    Reply
  • DRosencraft
    9335599 said:
    can someone translate this? whats the possible effect on humans life?

    I'm not 100% sure on this, but the basics are that if this works, any electronic device that relies on transistors could be manufactured cheaper and smaller becuase of not needing to include current switching technology. In other words, future devices like various PC components can be made even smaller and more efficient. How much? That I do not know.
    Reply
  • saint19
    lord captivuscan someone translate this? whats the possible effect on humans life?
    Basically, better power use and less lose of power in electric components.
    Reply
  • lamorpa
    lord captivuscan someone translate this? whats the possible effect on humans life?The satisfying knowledge of a job well done.
    Reply
  • memadmax
    The article tells you what you need to know: "could lead to smaller semiconductors that require far fewer transistors than today's devices"
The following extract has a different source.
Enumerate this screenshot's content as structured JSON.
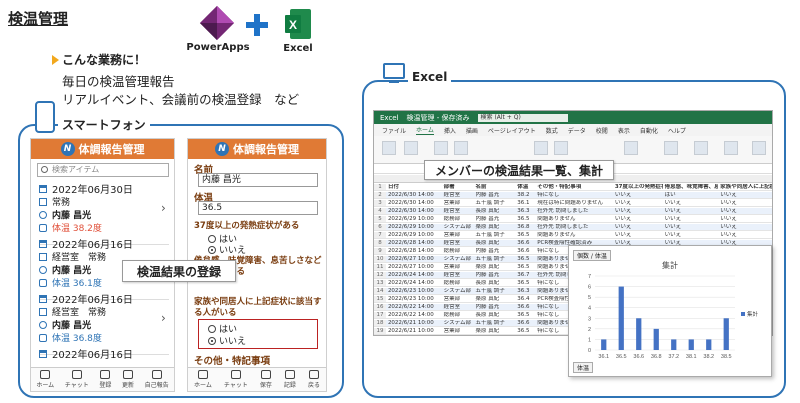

    Be a proactive reader, not passive, no matter how bland the material is.....
    Reply